In the article “Rodent outbreaks and rice pre-harvest losses in Southeast Asia”, published in the latest issues of Food Security Journal, SIANI Member Adam John looks into the ways of ecologically based rodent management and discusses its constraints and opportunities.
Rice, the greatest food commodity produced for human consumption, is particularly vulnerable to rodent outbreaks, especially in the changing climate: rodent outbreaks intensify with early rainfall in wet season.
“This topic gives a clear example of how more irregular climate conditions will make it more difficult for farmers to control pests. It is not simply the abiotic factors like the availability of water and the impact of increased temperatures which farmers need to adapt to but many other factors too”, comments John.
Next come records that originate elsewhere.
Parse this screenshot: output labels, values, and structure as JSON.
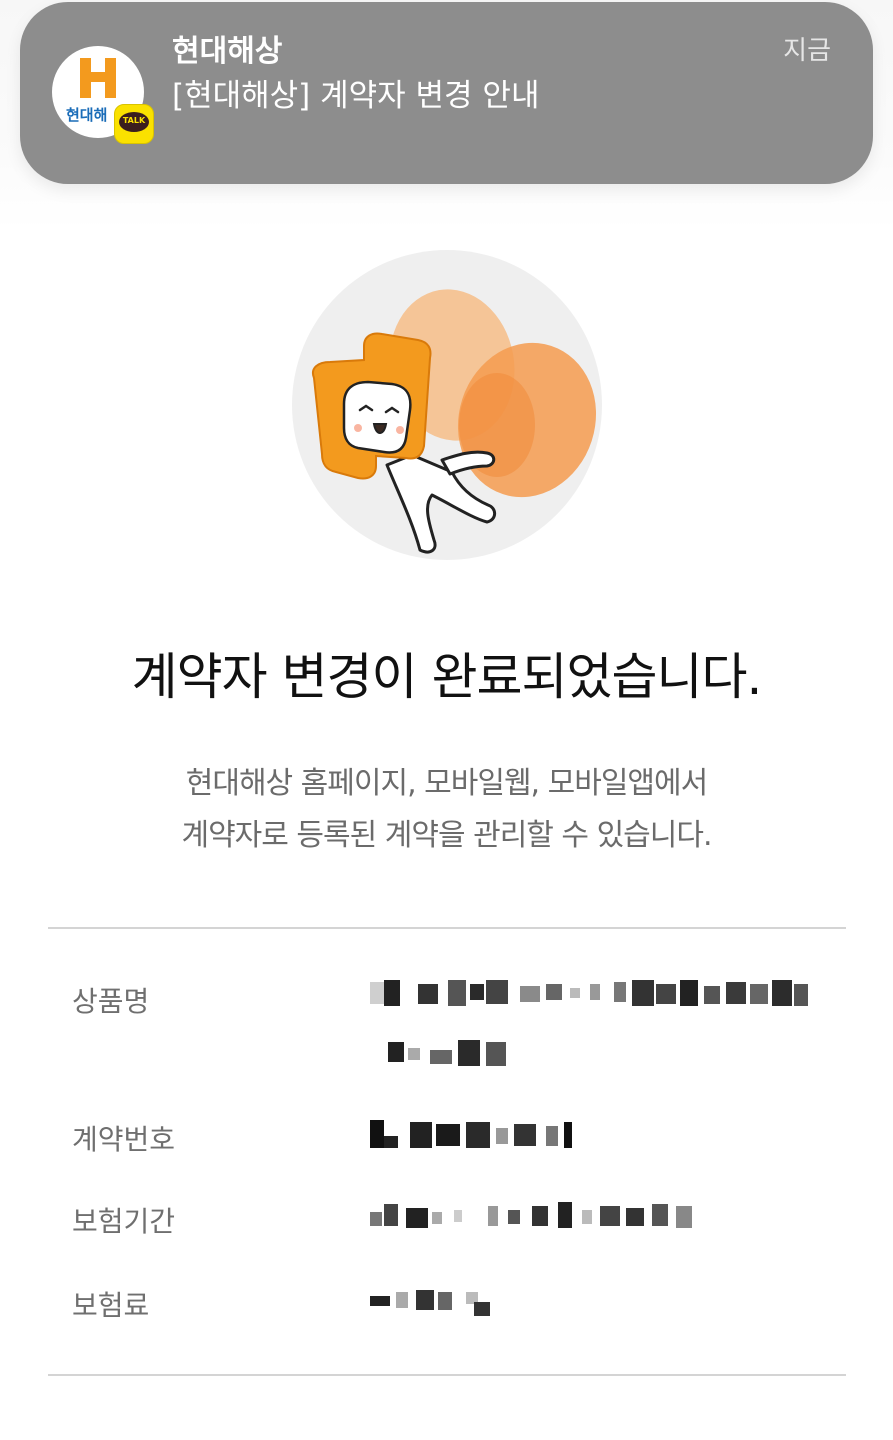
{
  "notification": {
    "app_icon": "hyundai-marine-kakaotalk-icon",
    "app_icon_brand_text": "현대해",
    "talk_badge_text": "TALK",
    "sender": "현대해상",
    "message": "[현대해상] 계약자 변경 안내",
    "time": "지금"
  },
  "illustration": {
    "name": "character-illustration"
  },
  "main": {
    "headline": "계약자 변경이 완료되었습니다.",
    "description_line1": "현대해상 홈페이지, 모바일웹, 모바일앱에서",
    "description_line2": "계약자로 등록된 계약을 관리할 수 있습니다."
  },
  "details": {
    "rows": [
      {
        "label": "상품명",
        "value_visibility": "pixelated"
      },
      {
        "label": "계약번호",
        "value_visibility": "pixelated"
      },
      {
        "label": "보험기간",
        "value_visibility": "pixelated"
      },
      {
        "label": "보험료",
        "value_visibility": "pixelated"
      }
    ]
  },
  "colors": {
    "banner_background": "#8d8d8d",
    "brand_orange": "#f39a1e",
    "kakao_yellow": "#fae100",
    "headline_text": "#111111",
    "description_text": "#6b6b6b",
    "divider": "#d4d4d4"
  }
}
Traditionally rodent outbreaks have been treated with the use of chemicals – rodenticides. However, this type of managements has certain issues: chemicals can be unaffordable for smallholders or extremely toxic substances can be used as cheaper options; lack of knowledge among farmers in the applications of chemicals can have a reverse effect on pest control; rodenticides can kill other species and, finally, chemical treatments can affect human health as in some places rodents are part of the diet.
Ecologically Based Rodent Management (EBRM) can help avoid all harmful features of rodenticides and has proven to be more effective than chemical pest control. For example, Average yield loss was 16.8 % in rice fields in the Mekong region of Vietnam where EBRM was applied compared to a 30.3 % loss where traditional rodent control techniques were used.
Although EBRM appears to be a better option, its application is not widespread, and social constraints are listed among the most challenging. John comments “We understand the ecology of rodents and their impact on our cropping systems a lot better than we did only two decades ago. The challenge now is to convince policymakers that more attention needs to be given to confronting this problem”.
Adam John is a PhD economics candidate at the Agricultural and Food Policy Studies Institute at Universiti Putra Malaysia in Kuala Lumpur, Malaysia and is based in Stockholm. His thesis is entitled “Price relations between world rice markets”. He also holds a Master’s degree in Economic Development from Reading University.